In a past career I was a linguist, working with Middle Eastern languages and dialects. One thing I learned from that experience is that languages are very really similar. Sure, they each have their own rules, but their rules manipulate the same conventions: subjects, objects, verbs and adjectives. In that, all languages are literally the same thing, but arranged in different patterns.
This is my experience with programming as well. If you can learn one programming language, you can learn any of them. That’s because programming has these same linguistic conventions and patterns as human language.
In the classrooms I’ve been in (usually weekend lectures on some campus or other, coding bootcamp, workshops and other places where computer languages are taught), this pattern is strangely missing from every lesson. The closest I’ve seen a tech course get to really discussing the universalities of computer language was an online course at Coursera on computer science. I expected coders to somehow understand that the very patterns they worship to define what good code looks like, would be very obvious places to start when teaching students how to program. It’s funny how this sort of thing works out, but basically no course I’ve taken in programming seems to borrow on these conventions at all for teaching.
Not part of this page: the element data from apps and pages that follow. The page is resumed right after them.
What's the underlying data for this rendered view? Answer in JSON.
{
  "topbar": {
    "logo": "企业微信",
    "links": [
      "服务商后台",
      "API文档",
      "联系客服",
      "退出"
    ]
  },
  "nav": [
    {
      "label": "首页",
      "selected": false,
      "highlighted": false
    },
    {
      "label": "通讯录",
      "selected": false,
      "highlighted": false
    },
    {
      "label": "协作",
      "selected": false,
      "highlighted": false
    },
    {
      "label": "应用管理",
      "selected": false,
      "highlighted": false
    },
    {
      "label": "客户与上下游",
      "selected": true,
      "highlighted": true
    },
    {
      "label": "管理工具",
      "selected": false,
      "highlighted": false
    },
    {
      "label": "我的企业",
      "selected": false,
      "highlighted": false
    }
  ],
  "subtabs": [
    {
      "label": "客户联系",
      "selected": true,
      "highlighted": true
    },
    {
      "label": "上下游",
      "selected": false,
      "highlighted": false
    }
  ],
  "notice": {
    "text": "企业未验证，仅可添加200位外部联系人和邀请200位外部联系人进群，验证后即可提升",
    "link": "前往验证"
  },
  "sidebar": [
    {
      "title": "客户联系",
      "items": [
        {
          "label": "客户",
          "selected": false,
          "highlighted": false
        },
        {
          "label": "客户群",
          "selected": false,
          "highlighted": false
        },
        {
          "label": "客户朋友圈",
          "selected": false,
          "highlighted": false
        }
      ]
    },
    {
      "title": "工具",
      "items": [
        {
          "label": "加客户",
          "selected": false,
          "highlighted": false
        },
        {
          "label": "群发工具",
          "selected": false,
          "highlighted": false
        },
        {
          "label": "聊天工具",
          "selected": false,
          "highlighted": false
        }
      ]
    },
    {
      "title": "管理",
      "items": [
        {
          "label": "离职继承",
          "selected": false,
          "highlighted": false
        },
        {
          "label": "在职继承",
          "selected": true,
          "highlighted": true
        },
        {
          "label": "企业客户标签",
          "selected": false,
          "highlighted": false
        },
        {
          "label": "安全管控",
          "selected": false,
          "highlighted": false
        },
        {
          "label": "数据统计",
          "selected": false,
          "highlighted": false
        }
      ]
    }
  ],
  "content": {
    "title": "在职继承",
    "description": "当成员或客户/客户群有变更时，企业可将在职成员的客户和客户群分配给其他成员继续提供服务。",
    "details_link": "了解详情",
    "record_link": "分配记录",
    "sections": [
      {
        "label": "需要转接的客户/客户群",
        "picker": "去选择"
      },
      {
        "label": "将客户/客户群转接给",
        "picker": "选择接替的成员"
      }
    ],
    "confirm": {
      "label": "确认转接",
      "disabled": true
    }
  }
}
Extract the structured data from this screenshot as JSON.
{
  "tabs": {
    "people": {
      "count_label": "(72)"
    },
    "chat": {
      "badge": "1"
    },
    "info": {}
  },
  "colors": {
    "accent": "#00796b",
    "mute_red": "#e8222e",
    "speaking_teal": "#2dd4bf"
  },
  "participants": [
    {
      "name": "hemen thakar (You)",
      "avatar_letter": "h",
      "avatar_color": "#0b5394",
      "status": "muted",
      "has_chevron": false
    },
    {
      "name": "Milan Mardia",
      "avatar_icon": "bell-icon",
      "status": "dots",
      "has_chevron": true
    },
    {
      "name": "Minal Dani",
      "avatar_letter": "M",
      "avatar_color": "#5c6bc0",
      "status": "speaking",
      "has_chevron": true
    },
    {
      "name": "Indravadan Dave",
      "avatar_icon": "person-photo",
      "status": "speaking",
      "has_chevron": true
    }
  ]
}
There are many concepts in programming that are universally practiced, but which it doesn’t seem we’re taking advantage of to produce more (and better) developers. Industry knows there’s a vast demand for more of us, but I think we’re missing something our educational approach. Let’s get to some examples.
I like apples.
I like bananas.
I like oranges.
Only students of English write like this. If I were to arm a child with a subject object and verb, then tell them to google how to create a sentence, they might come back with something like this (if they find a solution at all). Even still, they might find tutorials on how to structure sentences, but still struggle to understand how this actually works. Anyone can recognize a pattern, but not everyone can reproduce it (let alone reproduce it efficiently). Yet this is the expectation in the developer community when it comes to education, where self-education seems to be prized above proper training.
The principle in this example is DRYness (or Don’t Repeat Yourself). If you code, you probably immediately recognized all the repetition. These three sentences can be typed as follows:
I like apples, bananas and oranges.
One need not know a single line of code to understand this principle and apply it. But this isn’t usually how coding problems are presented to beginners. It’s typically expected that any of a dozen random tutorials should be sufficient to training a good programmer. That may be true for people who know a programming language already, but not for those who don’t.
Language learning is ideal for abstracting teaching concepts for an immersive course, such as developer bootcamps. A very short list of lessons can apply to a wide array of programming subjects. Figuring out those patterns of abstraction can help instructors fit a wide range of topics into a relatively short course without sacrificing depth. Just like the concept of DRY. Other concepts include:
- RESTful routing
- Debugging/Learning errors
This is the beginning of a sort of blueprint for creating an API for tech education. How are we teaching the vast wealth of knowledge about coding and introducing interested students to it? How are we connecting with them?
I’ll be putting more research into this in the coming weeks, so if you’re interested in the answers to these questions then stick around (via RSS or email).